Martian crater holds carbonate clues to an ancient lake
Sen—NASA's Mars Reconnaissance Orbiter has found evidence that a lake may once have existed in a Martian crater, fed from underground water.
McLaughlin Crater is 57 miles (92 kilometers) in diameter and 1.4 miles (2.2 kilometers) deep. It lies west of the Arabia Terra region of Mars at the low end of a regional slope several hundred miles long. Studies of this crater are providing new evidence of underground water on Mars, adding a picture of the planet's early evolution.

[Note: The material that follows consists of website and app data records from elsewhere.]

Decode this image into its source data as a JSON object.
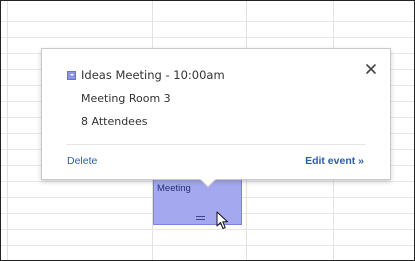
{
  "calendar": {
    "event_block": {
      "label": "Meeting",
      "color": "#a4a9ef"
    }
  },
  "popup": {
    "title": "Ideas Meeting - 10:00am",
    "location": "Meeting Room 3",
    "attendees": "8 Attendees",
    "color_swatch": "#8e94ec",
    "close_icon": "close-icon",
    "delete_label": "Delete",
    "edit_label": "Edit event »"
  },
  "colors": {
    "link": "#2a5db0",
    "grid_line": "#e6e6e6"
  }
}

As on Earth, groundwater-fed lakes are expected to occur at low regional elevations. Therefore, this site is a good candidate to have once had underground water which flowed into the crater's interior, forming a lake retained within the closed basin of the crater. Such an environment increases the chances of life having existed there in the past.
Researchers analyzing spectrometer data from NASA's Mars Reconnaissance Orbiter (MRO), which looked down on the floor of McLaughlin Crater, discovered layered flat rocks at the bottom of the crater that contain carbonate and clay minerals that form in the presence of water. There are no large inflow channels, but small channels within the crater wall end near a level that could have marked the surface of a lake.
"Taken together, the observations in McLaughlin Crater provide the best evidence for carbonate forming within a lake environment instead of being washed into a crater from outside," said Joseph Michalski,lead author of the paper, which has five co-authors to be published in Sunday's online edition of Nature Geoscience. Michalski also is affiliated with the Planetary Science Institute in Tucson, Arizona, and London's Natural History Museum.
Since its launch in 2005 the Mars Reconnaissance Orbiter and its six instruments have provided more high-resolution data about the Red Planet than all other Mars orbiters combined. Data is made available for scientists worldwide to research, analyze and report their findings.
The team used the Compact Reconnaissance Imaging Spectrometer for Mars (CRISM) on the Mars Reconnaissance Orbiter to check for minerals such as carbonates, which are best preserved under non-acidic conditions.
"A number of studies using CRISM data have shown rocks exhumed from the subsurface by meteor impact were altered early in Martian history, most likely by hydrothermal fluids," Michalski said. "These fluids trapped in the subsurface could have periodically breached the surface in deep basins such as McLaughlin Crater, possibly carrying clues to subsurface habitability."
"This new report and others are continuing to reveal a more complex Mars than previously appreciated, with at least some areas more likely to reveal signs of ancient life than others," said Mars Reconnaissance Orbiter Project Scientist Rich Zurek of NASA's Jet Propulsion Laboratory, Pasadena, California.
The Mars Reconnaissance Orbiter, which carries six instruments for studying the Red Planet, is managed by NASA's Jet Propulsion Laboratory (JPL), a division of the California Institute of Technology. The MRO launched on August 12, 2005 and entered orbit in 2006.